**Spoilers Begin**

Perhaps the best trick of the anime is that Ferid, the anime’s most evil and despised character, is completely correct.

Yu is an unknowing test subject for the titular “Seraph of the End” and has been drugged and trained to be the host of its powers. Potentially everything he has been through since escaping the vampire city has been to prepare him as a host: his school life; his subsequent military training; his making a pact with a high-level demon. Even his bonds with the other squad members—i.e., his reliance on teamwork and friendship—is simply an external means of controlling the power within him. It is a great and terrible revelation that changes how you look at all the preceding episodes.


And that’s not the only area where the humans’ actions are questionable. After all, to fight the vampires, the humans regularly make pacts with demons and use powerful magic.

In fact, this is the whole reason the vampires are attacking the humans instead of remaining in their cities. The humans could potentially destroy the entire world with something like The Seraph of the End. In their own minds, the vampires have no choice but to stop the childish human from playing with proverbial fire.


**Spoilers End**

While Yu may hate the vampires, from the viewer’s point of view, they are hardly evil. Enemies of mankind? Sure. But they simply want to continue surviving and the humans are putting the world at risk. Of course, the humans’ drive to become more powerful comes as a direct response to the vampires’ physical advantages—and their enslaving of much of the remaining human population to use as food. In other words, it is a cycle that is set to spin wildly out of control as the mystical arms race continues.


Outside of the lead pair’s character development and the subsequent clever twist, Seraph of the End is your standard, run-of-the-mill shonen fighting anime. All the common tropes and themes are there: the power of friendship, over-used character archetypes, a high school setting, a hot-head main character, the girl character who has to be responsible and rein him in, the “not quite” love interest, cool battles that are all flash and no substance—the list goes on and on. Not that this is necessarily a bad thing, but long-time watchers of anime will find little new to see in the action of Seraph of the End.

The anime’s biggest weakness is that rarely, if ever, is there any sort of real tension. Outside of the first episode’s shocking death of Yu and Mika’s family, no main character is ever in believable mortal danger. Sure, nameless, faceless people die by the score, but our heroes face threats that should be the death of the whole group and yet they get through unscathed. At some point it becomes obvious that they will overcome whatever they face regardless of how much this undercuts the vampires’ strength—making them, as enemies, look incompetent, weak, or a mixture of both. This in turn devalues the anime’s otherwise excellent final action climax—because while it seems the heroes have very much lost, experience tells us that they’ll all be just fine.


Seraph of the End: Vampire Reign is at its best when it is a personal drama exploring Yu and Mika—their growth since childhood and what it means for the pair should they be reunited.

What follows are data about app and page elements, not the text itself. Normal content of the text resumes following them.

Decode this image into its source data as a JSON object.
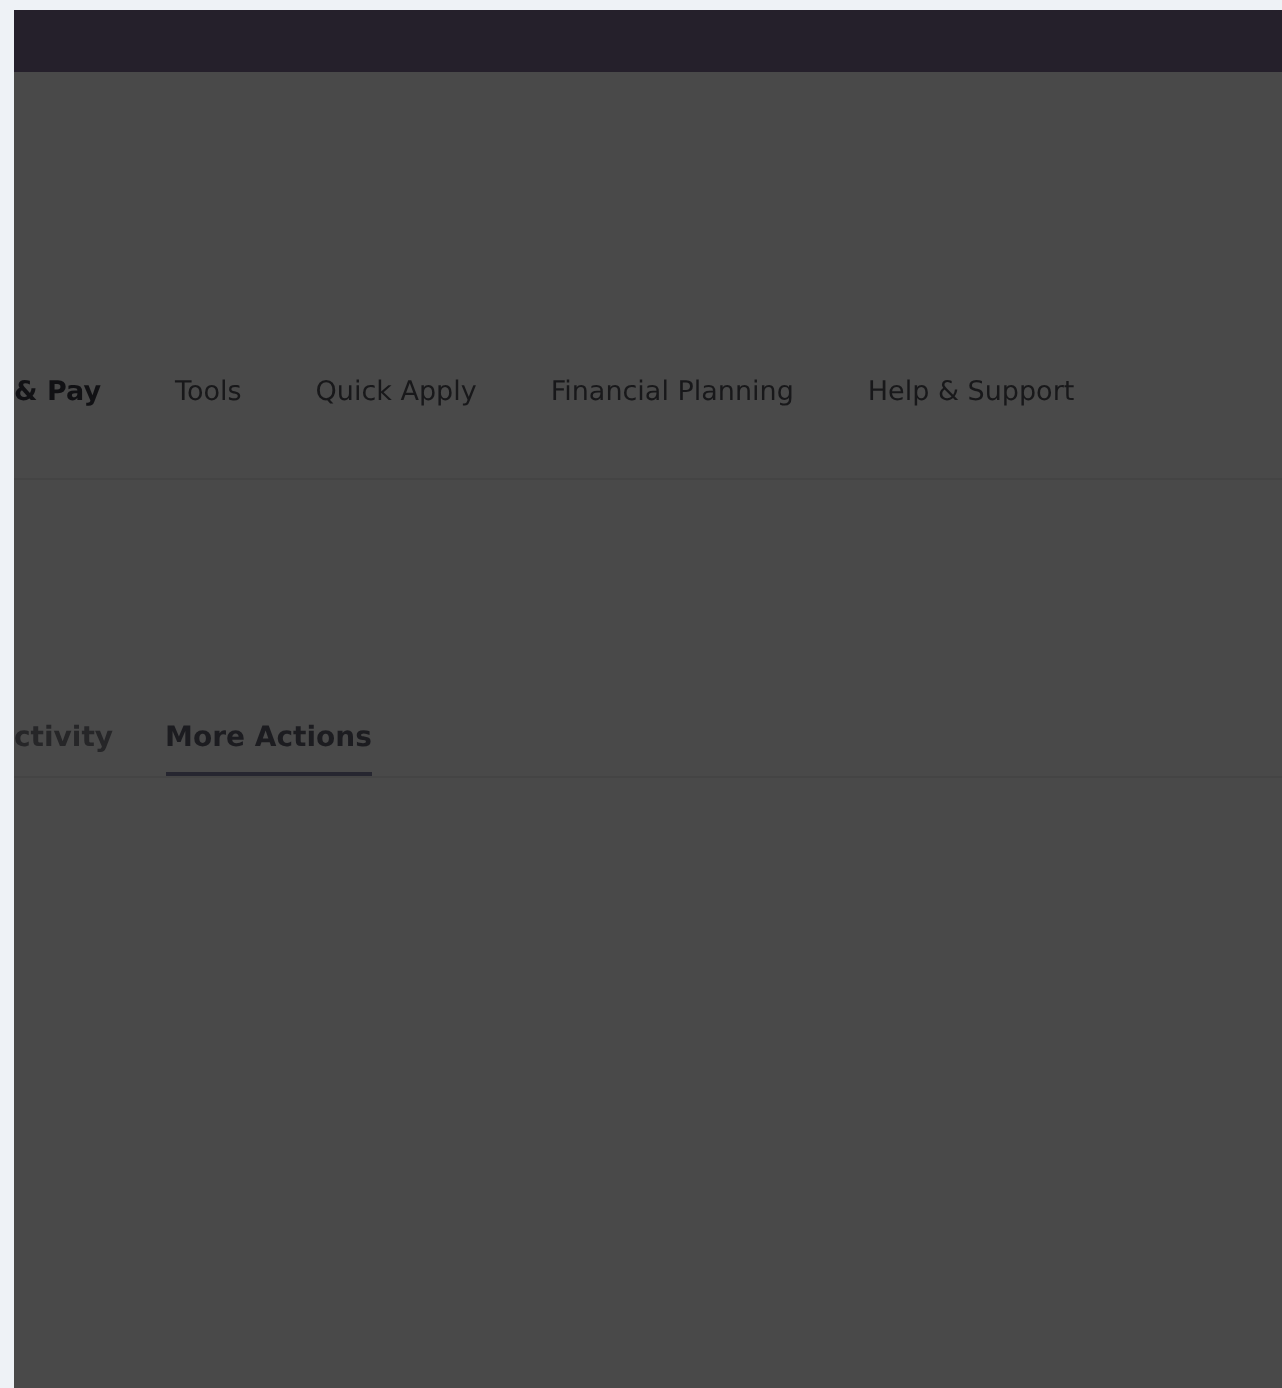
{
  "nav": [
    {
      "label": "& Pay",
      "selected": true
    },
    {
      "label": "Tools",
      "selected": false
    },
    {
      "label": "Quick Apply",
      "selected": false
    },
    {
      "label": "Financial Planning",
      "selected": false
    },
    {
      "label": "Help & Support",
      "selected": false
    }
  ],
  "tabs": [
    {
      "label": "ctivity",
      "selected": false
    },
    {
      "label": "More Actions",
      "selected": true
    }
  ]
}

The amount of time spent looking at the vampires’ perspective on the whole apocalypse and what the remnants of humanity are doing is likewise interesting and appreciated world building. However, when it gets down to it, much of Seraph of the End is just another in a long line of shonen fighting anime. Though, that’s not to say that it doesn’t build a solid base for things to come. We’ll just have to see if it can break the mold a bit more in the show’s upcoming second season this fall.

Seraph of the End: Vampire Reign can be viewed for free and with English subtitles in the US on Funimation and Hulu.


Kotaku East is your slice of Asian internet culture, bringing you the latest talking points from Japan, Korea, China and beyond. Tune in every morning from 4am to 8am.

To contact the author of this post, write to BiggestinJapan@gmail.com or find him on Twitter @BiggestinJapan.